Pictures do not belong in the copy. Return all of the entries exactly.

(Data records for software interfaces)

┌──

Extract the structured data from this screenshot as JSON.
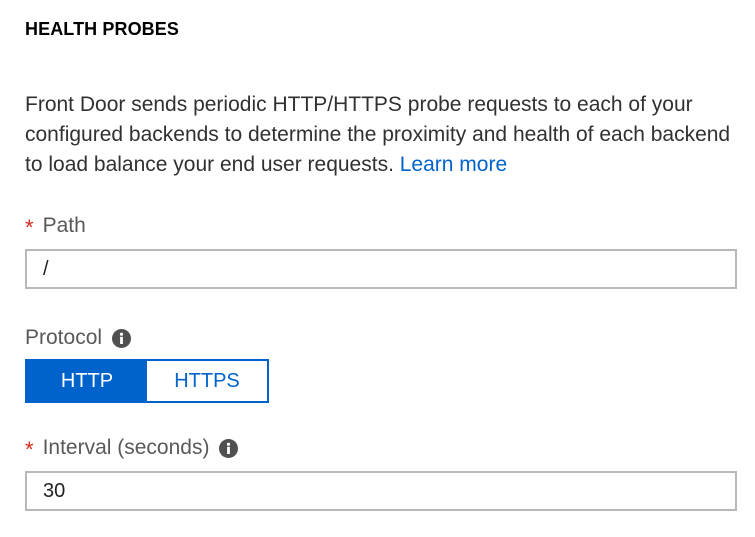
{
  "section": {
    "title": "HEALTH PROBES",
    "description": "Front Door sends periodic HTTP/HTTPS probe requests to each of your configured backends to determine the proximity and health of each backend to load balance your end user requests.",
    "learn_more": "Learn more"
  },
  "path_field": {
    "required_marker": "*",
    "label": "Path",
    "value": "/"
  },
  "protocol_field": {
    "label": "Protocol",
    "options": [
      "HTTP",
      "HTTPS"
    ],
    "selected": "HTTP"
  },
  "interval_field": {
    "required_marker": "*",
    "label": "Interval (seconds)",
    "value": "30"
  },
  "colors": {
    "accent": "#0063cc",
    "required": "#d52b1e",
    "border": "#b8b8b8"
  },
  "icons": {
    "info": "info-icon"
  }
}
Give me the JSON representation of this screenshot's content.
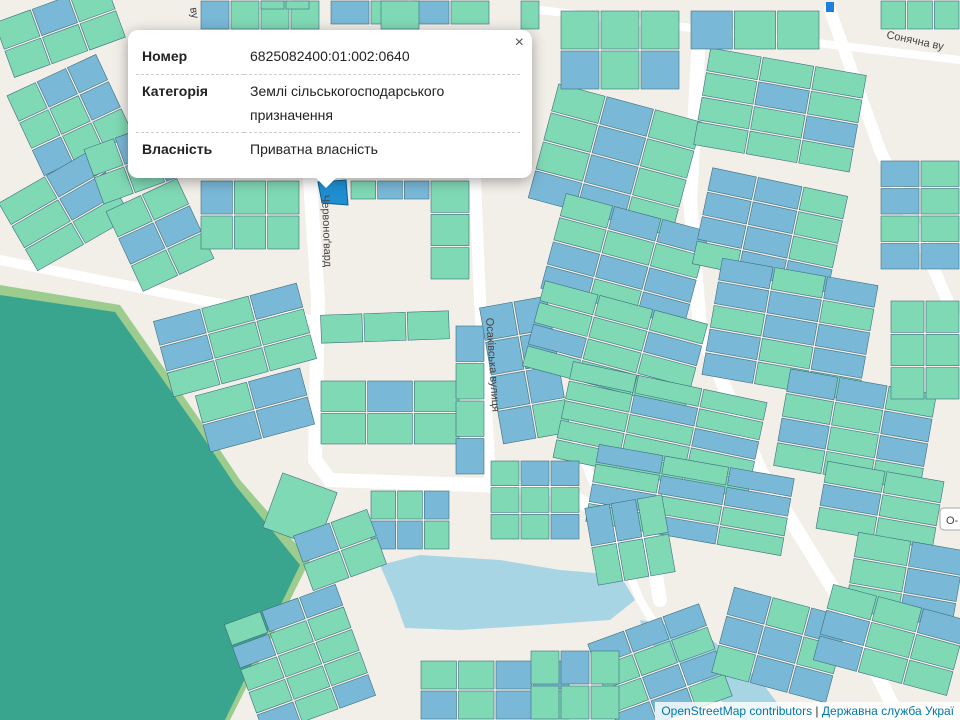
{
  "popup": {
    "close": "×",
    "rows": [
      {
        "label": "Номер",
        "value": "6825082400:01:002:0640"
      },
      {
        "label": "Категорія",
        "value": "Землі сільськогосподарського призначення"
      },
      {
        "label": "Власність",
        "value": "Приватна власність"
      }
    ]
  },
  "streets": {
    "chervonohvardiyska": "Червоноґвард",
    "osakivska": "Осаківська вулиця",
    "sonyachna": "Сонячна ву",
    "top_left": "ву",
    "edge_right": "О-"
  },
  "attribution": {
    "osm": "OpenStreetMap contributors",
    "separator": " | ",
    "service": "Державна служба Украї"
  },
  "colors": {
    "parcel_green": "#7fd9b5",
    "parcel_blue": "#7ab8d8",
    "forest": "#3aa58f",
    "water": "#a8d5e4",
    "road": "#ffffff",
    "background": "#f2efe9"
  }
}
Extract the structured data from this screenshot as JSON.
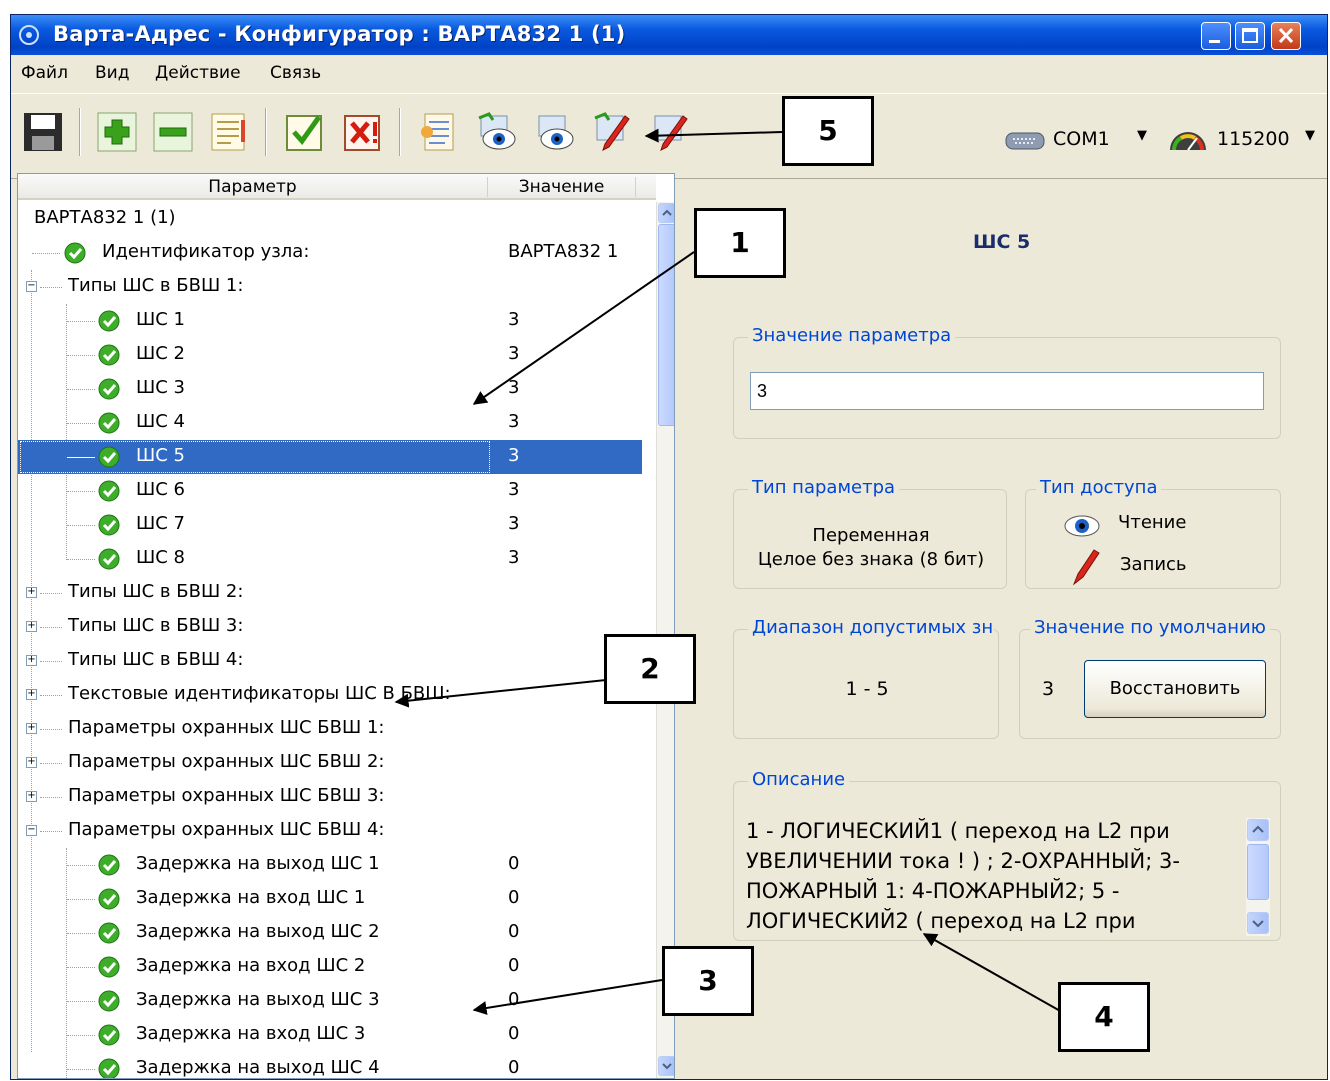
{
  "window": {
    "title": "Варта-Адрес - Конфигуратор : ВАРТА832 1 (1)"
  },
  "menu": [
    "Файл",
    "Вид",
    "Действие",
    "Связь"
  ],
  "toolbar": {
    "buttons": [
      "save-icon",
      "add-icon",
      "remove-icon",
      "list-icon",
      "check-icon",
      "delete-icon",
      "tree-config-icon",
      "read-eye-icon",
      "read-all-icon",
      "write-pen-icon",
      "write-all-icon"
    ],
    "port": "COM1",
    "baud": "115200"
  },
  "tree": {
    "header_param": "Параметр",
    "header_value": "Значение",
    "rows": [
      {
        "label": "ВАРТА832 1 (1)",
        "value": ""
      },
      {
        "label": "Идентификатор узла:",
        "value": "ВАРТА832 1"
      },
      {
        "label": "Типы ШС в БВШ 1:",
        "value": ""
      },
      {
        "label": "ШС 1",
        "value": "3"
      },
      {
        "label": "ШС 2",
        "value": "3"
      },
      {
        "label": "ШС 3",
        "value": "3"
      },
      {
        "label": "ШС 4",
        "value": "3"
      },
      {
        "label": "ШС 5",
        "value": "3"
      },
      {
        "label": "ШС 6",
        "value": "3"
      },
      {
        "label": "ШС 7",
        "value": "3"
      },
      {
        "label": "ШС 8",
        "value": "3"
      },
      {
        "label": "Типы ШС в БВШ 2:",
        "value": ""
      },
      {
        "label": "Типы ШС в БВШ 3:",
        "value": ""
      },
      {
        "label": "Типы ШС в БВШ 4:",
        "value": ""
      },
      {
        "label": "Текстовые идентификаторы ШС В БВШ:",
        "value": ""
      },
      {
        "label": "Параметры охранных ШС БВШ 1:",
        "value": ""
      },
      {
        "label": "Параметры охранных ШС БВШ 2:",
        "value": ""
      },
      {
        "label": "Параметры охранных ШС БВШ 3:",
        "value": ""
      },
      {
        "label": "Параметры охранных ШС БВШ 4:",
        "value": ""
      },
      {
        "label": "Задержка на выход ШС 1",
        "value": "0"
      },
      {
        "label": "Задержка на вход ШС 1",
        "value": "0"
      },
      {
        "label": "Задержка на выход ШС 2",
        "value": "0"
      },
      {
        "label": "Задержка на вход ШС 2",
        "value": "0"
      },
      {
        "label": "Задержка на выход ШС 3",
        "value": "0"
      },
      {
        "label": "Задержка на вход ШС 3",
        "value": "0"
      },
      {
        "label": "Задержка на выход ШС 4",
        "value": "0"
      }
    ]
  },
  "details": {
    "title": "ШС 5",
    "value_group": "Значение параметра",
    "value": "3",
    "type_group": "Тип параметра",
    "type_line1": "Переменная",
    "type_line2": "Целое без знака (8 бит)",
    "access_group": "Тип доступа",
    "access_read": "Чтение",
    "access_write": "Запись",
    "range_group": "Диапазон допустимых зн",
    "range": "1 - 5",
    "default_group": "Значение по умолчанию",
    "default_value": "3",
    "restore_button": "Восстановить",
    "desc_group": "Описание",
    "description": "1 - ЛОГИЧЕСКИЙ1 ( переход на L2 при УВЕЛИЧЕНИИ тока ! ) ; 2-ОХРАННЫЙ; 3-ПОЖАРНЫЙ 1: 4-ПОЖАРНЫЙ2; 5 - ЛОГИЧЕСКИЙ2 ( переход на L2 при"
  },
  "callouts": [
    "1",
    "2",
    "3",
    "4",
    "5"
  ]
}
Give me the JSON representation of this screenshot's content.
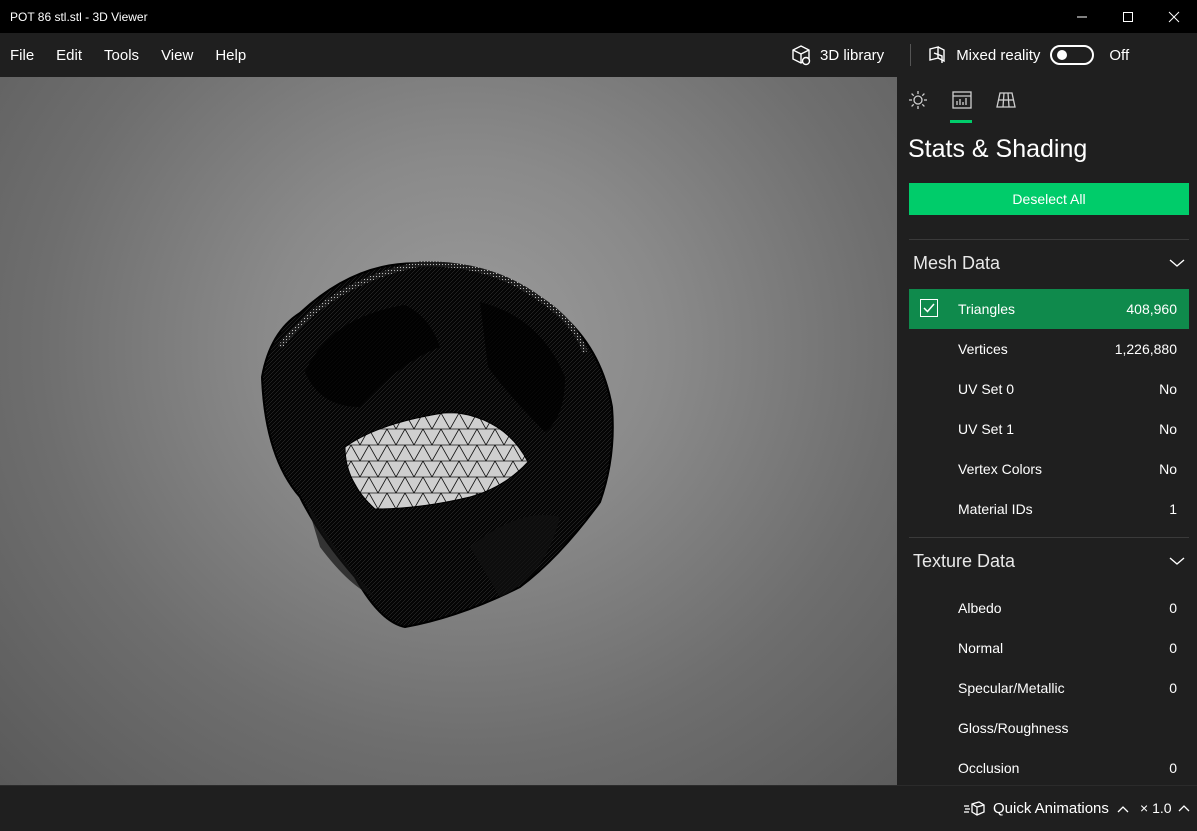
{
  "window": {
    "title": "POT 86 stl.stl - 3D Viewer"
  },
  "menu": {
    "items": [
      "File",
      "Edit",
      "Tools",
      "View",
      "Help"
    ]
  },
  "toolbar": {
    "library_label": "3D library",
    "mixed_reality_label": "Mixed reality",
    "toggle_state": "Off"
  },
  "panel": {
    "title": "Stats & Shading",
    "deselect_label": "Deselect All",
    "mesh_section": "Mesh Data",
    "mesh_rows": [
      {
        "label": "Triangles",
        "value": "408,960"
      },
      {
        "label": "Vertices",
        "value": "1,226,880"
      },
      {
        "label": "UV Set 0",
        "value": "No"
      },
      {
        "label": "UV Set 1",
        "value": "No"
      },
      {
        "label": "Vertex Colors",
        "value": "No"
      },
      {
        "label": "Material IDs",
        "value": "1"
      }
    ],
    "texture_section": "Texture Data",
    "texture_rows": [
      {
        "label": "Albedo",
        "value": "0"
      },
      {
        "label": "Normal",
        "value": "0"
      },
      {
        "label": "Specular/Metallic",
        "value": "0"
      },
      {
        "label": "Gloss/Roughness",
        "value": ""
      },
      {
        "label": "Occlusion",
        "value": "0"
      }
    ]
  },
  "status": {
    "animations_label": "Quick Animations",
    "speed": "× 1.0"
  },
  "colors": {
    "accent": "#00cc6a",
    "selected_row": "#0f8a4c"
  }
}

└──

## [Task answer]
Extract the structured data from this screenshot as JSON.
{
  "section": {
    "title": "HEALTH PROBES",
    "description": "Front Door sends periodic HTTP/HTTPS probe requests to each of your configured backends to determine the proximity and health of each backend to load balance your end user requests.",
    "learn_more": "Learn more"
  },
  "path_field": {
    "required_marker": "*",
    "label": "Path",
    "value": "/"
  },
  "protocol_field": {
    "label": "Protocol",
    "options": [
      "HTTP",
      "HTTPS"
    ],
    "selected": "HTTP"
  },
  "interval_field": {
    "required_marker": "*",
    "label": "Interval (seconds)",
    "value": "30"
  },
  "colors": {
    "accent": "#0063cc",
    "required": "#d52b1e",
    "border": "#b8b8b8"
  },
  "icons": {
    "info": "info-icon"
  }
}
Give me the JSON representation of this screenshot's content.
{
  "popup": {
    "close": "×",
    "rows": [
      {
        "label": "Номер",
        "value": "6825082400:01:002:0640"
      },
      {
        "label": "Категорія",
        "value": "Землі сільськогосподарського призначення"
      },
      {
        "label": "Власність",
        "value": "Приватна власність"
      }
    ]
  },
  "streets": {
    "chervonohvardiyska": "Червоноґвард",
    "osakivska": "Осаківська вулиця",
    "sonyachna": "Сонячна ву",
    "top_left": "ву",
    "edge_right": "О-"
  },
  "attribution": {
    "osm": "OpenStreetMap contributors",
    "separator": " | ",
    "service": "Державна служба Украї"
  },
  "colors": {
    "parcel_green": "#7fd9b5",
    "parcel_blue": "#7ab8d8",
    "forest": "#3aa58f",
    "water": "#a8d5e4",
    "road": "#ffffff",
    "background": "#f2efe9"
  }
}
Extract the structured data from this screenshot as JSON.
{
  "window": {
    "title": "Варта-Адрес - Конфигуратор : ВАРТА832 1 (1)"
  },
  "menu": [
    "Файл",
    "Вид",
    "Действие",
    "Связь"
  ],
  "toolbar": {
    "buttons": [
      "save-icon",
      "add-icon",
      "remove-icon",
      "list-icon",
      "check-icon",
      "delete-icon",
      "tree-config-icon",
      "read-eye-icon",
      "read-all-icon",
      "write-pen-icon",
      "write-all-icon"
    ],
    "port": "COM1",
    "baud": "115200"
  },
  "tree": {
    "header_param": "Параметр",
    "header_value": "Значение",
    "rows": [
      {
        "label": "ВАРТА832 1 (1)",
        "value": ""
      },
      {
        "label": "Идентификатор узла:",
        "value": "ВАРТА832 1"
      },
      {
        "label": "Типы ШС в БВШ 1:",
        "value": ""
      },
      {
        "label": "ШС 1",
        "value": "3"
      },
      {
        "label": "ШС 2",
        "value": "3"
      },
      {
        "label": "ШС 3",
        "value": "3"
      },
      {
        "label": "ШС 4",
        "value": "3"
      },
      {
        "label": "ШС 5",
        "value": "3"
      },
      {
        "label": "ШС 6",
        "value": "3"
      },
      {
        "label": "ШС 7",
        "value": "3"
      },
      {
        "label": "ШС 8",
        "value": "3"
      },
      {
        "label": "Типы ШС в БВШ 2:",
        "value": ""
      },
      {
        "label": "Типы ШС в БВШ 3:",
        "value": ""
      },
      {
        "label": "Типы ШС в БВШ 4:",
        "value": ""
      },
      {
        "label": "Текстовые идентификаторы ШС В БВШ:",
        "value": ""
      },
      {
        "label": "Параметры охранных ШС БВШ 1:",
        "value": ""
      },
      {
        "label": "Параметры охранных ШС БВШ 2:",
        "value": ""
      },
      {
        "label": "Параметры охранных ШС БВШ 3:",
        "value": ""
      },
      {
        "label": "Параметры охранных ШС БВШ 4:",
        "value": ""
      },
      {
        "label": "Задержка на выход ШС 1",
        "value": "0"
      },
      {
        "label": "Задержка на вход ШС 1",
        "value": "0"
      },
      {
        "label": "Задержка на выход ШС 2",
        "value": "0"
      },
      {
        "label": "Задержка на вход ШС 2",
        "value": "0"
      },
      {
        "label": "Задержка на выход ШС 3",
        "value": "0"
      },
      {
        "label": "Задержка на вход ШС 3",
        "value": "0"
      },
      {
        "label": "Задержка на выход ШС 4",
        "value": "0"
      }
    ]
  },
  "details": {
    "title": "ШС 5",
    "value_group": "Значение параметра",
    "value": "3",
    "type_group": "Тип параметра",
    "type_line1": "Переменная",
    "type_line2": "Целое без знака (8 бит)",
    "access_group": "Тип доступа",
    "access_read": "Чтение",
    "access_write": "Запись",
    "range_group": "Диапазон допустимых зн",
    "range": "1 - 5",
    "default_group": "Значение по умолчанию",
    "default_value": "3",
    "restore_button": "Восстановить",
    "desc_group": "Описание",
    "description": "1 - ЛОГИЧЕСКИЙ1 ( переход на L2 при УВЕЛИЧЕНИИ тока ! ) ; 2-ОХРАННЫЙ; 3-ПОЖАРНЫЙ 1: 4-ПОЖАРНЫЙ2; 5 - ЛОГИЧЕСКИЙ2 ( переход на L2 при"
  },
  "callouts": [
    "1",
    "2",
    "3",
    "4",
    "5"
  ]
}
Give me the JSON representation of this screenshot's content.
{
  "window": {
    "title": "POT 86 stl.stl - 3D Viewer"
  },
  "menu": {
    "items": [
      "File",
      "Edit",
      "Tools",
      "View",
      "Help"
    ]
  },
  "toolbar": {
    "library_label": "3D library",
    "mixed_reality_label": "Mixed reality",
    "toggle_state": "Off"
  },
  "panel": {
    "title": "Stats & Shading",
    "deselect_label": "Deselect All",
    "mesh_section": "Mesh Data",
    "mesh_rows": [
      {
        "label": "Triangles",
        "value": "408,960"
      },
      {
        "label": "Vertices",
        "value": "1,226,880"
      },
      {
        "label": "UV Set 0",
        "value": "No"
      },
      {
        "label": "UV Set 1",
        "value": "No"
      },
      {
        "label": "Vertex Colors",
        "value": "No"
      },
      {
        "label": "Material IDs",
        "value": "1"
      }
    ],
    "texture_section": "Texture Data",
    "texture_rows": [
      {
        "label": "Albedo",
        "value": "0"
      },
      {
        "label": "Normal",
        "value": "0"
      },
      {
        "label": "Specular/Metallic",
        "value": "0"
      },
      {
        "label": "Gloss/Roughness",
        "value": ""
      },
      {
        "label": "Occlusion",
        "value": "0"
      }
    ]
  },
  "status": {
    "animations_label": "Quick Animations",
    "speed": "× 1.0"
  },
  "colors": {
    "accent": "#00cc6a",
    "selected_row": "#0f8a4c"
  }
}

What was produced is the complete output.